3. The cover of WaPo this Sunday was a great investigation into the waste and general disorganization that plagues the Department of Housing and Urban Development’s affordable housing programs. (Nicole)

4. More about housing: The Chicago Reporter found that a number of financial institutions aren’t registering their vacant properties in the city, causing taxpayers to lose out on millions in revenue from fees but also shoulder the cost to secure the properties. (Blackink)

5. The horrors of the Rwandan genocide are being recounted in a Topeka, Kansas, federal courtroom in the trial of Lazare Kobagaya, who is accused of inciting deadly violence against Tutsis in a small village. He’s not accused of genocide, but with lying to U.S. officials about his role in the massacre there in order to gain American citizenship.  (G.D.)

6. Psychological douchebag Satoshi Kanazawa provides an “objective” measure of what makes black women less attractive than other women. It comes from his thesis, “How I Will Pretend to Use Science to Justify my Prejudices.” If that weren’t proof enough that Kanazawa is a terrible person, this is the same guy who wrote “Why Modern Feminism is Illogical, Unnecessary and Evil.” It’s based on the illogical assumption that men and women are identical save for societal influences, women are better off than men on the things that matter, and it makes us unhappy, he says. Seems like I’ve read this before. (Monica)

7. CBS recently highlighted the emerging “sovereign citizen” movement, which consists of about 300,000 people that the FBI considers among the nation’s top domestic terror threats. Among them – or not, depending on who you believe – was a former Sarasota policeman who lost his job because of his affiliation with the group.  (Blackink)

8. Don’t get worried or anything, but the 21st century will be “the century of disasters.” Slate’s Joel Achenbach: “Natural disasters will increasingly be accompanied by technological crises—and the other way around.” (Blackink)

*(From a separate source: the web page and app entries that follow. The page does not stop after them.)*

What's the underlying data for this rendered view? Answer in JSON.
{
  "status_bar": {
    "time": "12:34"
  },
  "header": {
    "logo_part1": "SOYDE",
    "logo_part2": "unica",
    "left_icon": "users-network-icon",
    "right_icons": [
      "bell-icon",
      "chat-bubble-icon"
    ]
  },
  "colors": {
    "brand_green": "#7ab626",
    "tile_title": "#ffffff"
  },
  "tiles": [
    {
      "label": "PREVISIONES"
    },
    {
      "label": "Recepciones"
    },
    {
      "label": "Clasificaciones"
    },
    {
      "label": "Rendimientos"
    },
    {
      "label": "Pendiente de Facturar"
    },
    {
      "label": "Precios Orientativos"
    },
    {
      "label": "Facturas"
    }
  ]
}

9. Hundreds of African youths are turning to porn to escape poverty. But few are aware of the risks – human trafficking and increased exposure to STDs – that come with the career change. (Blackink)

10. From Crunk Feminist Collective: It Gets Wetter: A Message to Women Who Frequently Have Horrible, Rushed Sex. (G.D.)

11. CNN’s Don Lemon reveals that he is gay in his forthcoming book about his career. “Mr. Lemon has not made a secret of his sexual orientation in his work life; many of his CNN co-workers and managers have long been aware that he is gay. But he still acknowledged that going public in his book carries certain risks.  ‘I’m scared,’ he said in a telephone interview. ‘I’m talking about something that people might shun me for, ostracize me for.'” (G.D.)

12. In the spirit of spring cleaning, the Washington Post asked ten writers to name things we should toss.  blackink12 will be happy to know tipping is among them. (Nicole)

13. Speaking of Don Lemon, Phoenix Suns president Rick Welts has also come out.  I’m glad he did, but I look forward to the day when this is not a newsworthy story, in the NBA or anywhere else. (Nicole)

14. Black people fast: Bill Lester became the first black driver to win a Grand-Am Road Racing event over the weekend. That right there is that history. (G.D.)

15. Maybe, Robert Lipsyte says, an NFL lockout would be good for America. (Blackink)

Of course, without football, we should expect another surge in the black unemployment rate.

Because when you think about it, all news is bad for black people. Especially today.


Joel Anderson —blackink —  writes about sports, politics, crime, courts, and other issues far beyond his competence at BuzzFeed. He has worked at media outlets in Texas, Oklahoma, Louisiana and Atlanta and contributed to a number of publications, including The Root and The American Prospect, among many others.